The objective therefore becomes one of thinking theologically about welcoming; beginning with the experience of an encounter in a common effort to build an inclusive citizenship. An objective that is achievable only if one succeeds in taking the other person’s existence seriously in all its “irreducible” difference, i.e. in all of its own substance and not simply with reference to what they have or do not have in comparison with us. This is why a truly hospitable exchange requires an act of responsibility that can only be achieved by taking on our own human condition, that condition which the presence of the person “other than us” points out. Hospitality therefore opens up new paths of convergence, including interreligious convergence. Thus it constitutes not only an economic or political challenge (or a simply religious imperative), but also a profoundly spiritual requirement in complex societies where peaceful co-existence is often difficult.

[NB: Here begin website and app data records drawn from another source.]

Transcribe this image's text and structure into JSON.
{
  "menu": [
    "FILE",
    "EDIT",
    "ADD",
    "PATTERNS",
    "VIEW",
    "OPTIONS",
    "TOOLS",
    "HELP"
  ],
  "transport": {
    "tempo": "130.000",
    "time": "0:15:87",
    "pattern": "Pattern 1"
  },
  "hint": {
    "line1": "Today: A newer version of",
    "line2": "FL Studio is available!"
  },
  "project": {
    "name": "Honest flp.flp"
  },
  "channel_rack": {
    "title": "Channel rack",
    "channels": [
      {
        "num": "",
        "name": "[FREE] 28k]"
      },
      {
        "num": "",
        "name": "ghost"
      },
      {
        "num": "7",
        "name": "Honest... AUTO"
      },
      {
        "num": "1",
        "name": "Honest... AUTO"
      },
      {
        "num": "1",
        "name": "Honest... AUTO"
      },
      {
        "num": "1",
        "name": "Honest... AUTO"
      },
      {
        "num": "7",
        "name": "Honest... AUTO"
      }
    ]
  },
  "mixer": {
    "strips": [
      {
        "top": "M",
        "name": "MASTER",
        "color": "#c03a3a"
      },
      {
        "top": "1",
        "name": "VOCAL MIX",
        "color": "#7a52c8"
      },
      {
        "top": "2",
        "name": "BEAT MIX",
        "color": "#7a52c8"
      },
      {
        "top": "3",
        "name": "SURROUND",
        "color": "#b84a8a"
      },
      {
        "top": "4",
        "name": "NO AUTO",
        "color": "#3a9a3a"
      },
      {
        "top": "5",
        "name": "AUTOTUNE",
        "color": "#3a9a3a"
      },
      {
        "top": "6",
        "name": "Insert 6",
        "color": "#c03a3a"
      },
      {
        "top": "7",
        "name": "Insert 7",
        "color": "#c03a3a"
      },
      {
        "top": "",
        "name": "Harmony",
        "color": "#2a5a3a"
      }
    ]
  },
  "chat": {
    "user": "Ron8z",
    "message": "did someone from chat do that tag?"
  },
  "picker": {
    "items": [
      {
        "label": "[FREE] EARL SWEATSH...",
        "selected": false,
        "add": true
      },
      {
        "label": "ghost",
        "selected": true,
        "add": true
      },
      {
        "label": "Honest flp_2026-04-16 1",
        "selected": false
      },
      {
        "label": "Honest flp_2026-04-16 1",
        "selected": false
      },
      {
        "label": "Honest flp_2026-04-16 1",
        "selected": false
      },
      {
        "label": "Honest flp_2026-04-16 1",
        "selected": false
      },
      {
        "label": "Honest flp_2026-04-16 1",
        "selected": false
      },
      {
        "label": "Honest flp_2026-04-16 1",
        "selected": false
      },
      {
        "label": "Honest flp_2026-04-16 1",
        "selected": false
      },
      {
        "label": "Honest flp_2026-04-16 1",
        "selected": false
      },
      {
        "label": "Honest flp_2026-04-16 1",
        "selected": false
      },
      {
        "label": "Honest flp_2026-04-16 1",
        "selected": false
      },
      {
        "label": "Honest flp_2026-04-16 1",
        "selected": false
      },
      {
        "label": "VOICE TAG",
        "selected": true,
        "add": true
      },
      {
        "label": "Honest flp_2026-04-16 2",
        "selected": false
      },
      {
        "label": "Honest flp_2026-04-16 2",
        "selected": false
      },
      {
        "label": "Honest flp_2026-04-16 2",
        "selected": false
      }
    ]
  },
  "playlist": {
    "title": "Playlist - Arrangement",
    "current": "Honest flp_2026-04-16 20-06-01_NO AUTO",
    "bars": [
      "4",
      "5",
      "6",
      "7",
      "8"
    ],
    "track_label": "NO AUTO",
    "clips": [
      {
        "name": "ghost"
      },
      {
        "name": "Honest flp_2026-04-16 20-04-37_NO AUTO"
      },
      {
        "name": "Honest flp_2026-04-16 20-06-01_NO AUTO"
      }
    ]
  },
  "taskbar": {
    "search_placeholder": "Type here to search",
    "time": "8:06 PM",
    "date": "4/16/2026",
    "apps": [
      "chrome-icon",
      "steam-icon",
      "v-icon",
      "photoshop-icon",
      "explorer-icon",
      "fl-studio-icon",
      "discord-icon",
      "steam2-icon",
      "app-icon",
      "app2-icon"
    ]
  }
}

Not by chance – and once again it is Daniélou who reminds us – faiths have elevated hospitality to the status of a criterion by which we shall be judged on the last day.

The opinions expressed in this article are those of the author(s) and do not necessarily reflect the position of the Oasis International Foundation

To cite this article

Printed version:
Claudio Monge op, “Taking the Other’s Existence Seriously”, Oasis, year XII, n. 24, December 2016, pp. 105-106.

Online version:
Claudio Monge op, “Taking the Other’s Existence Seriously”, Oasis [online], published on 15th March 2017, URL: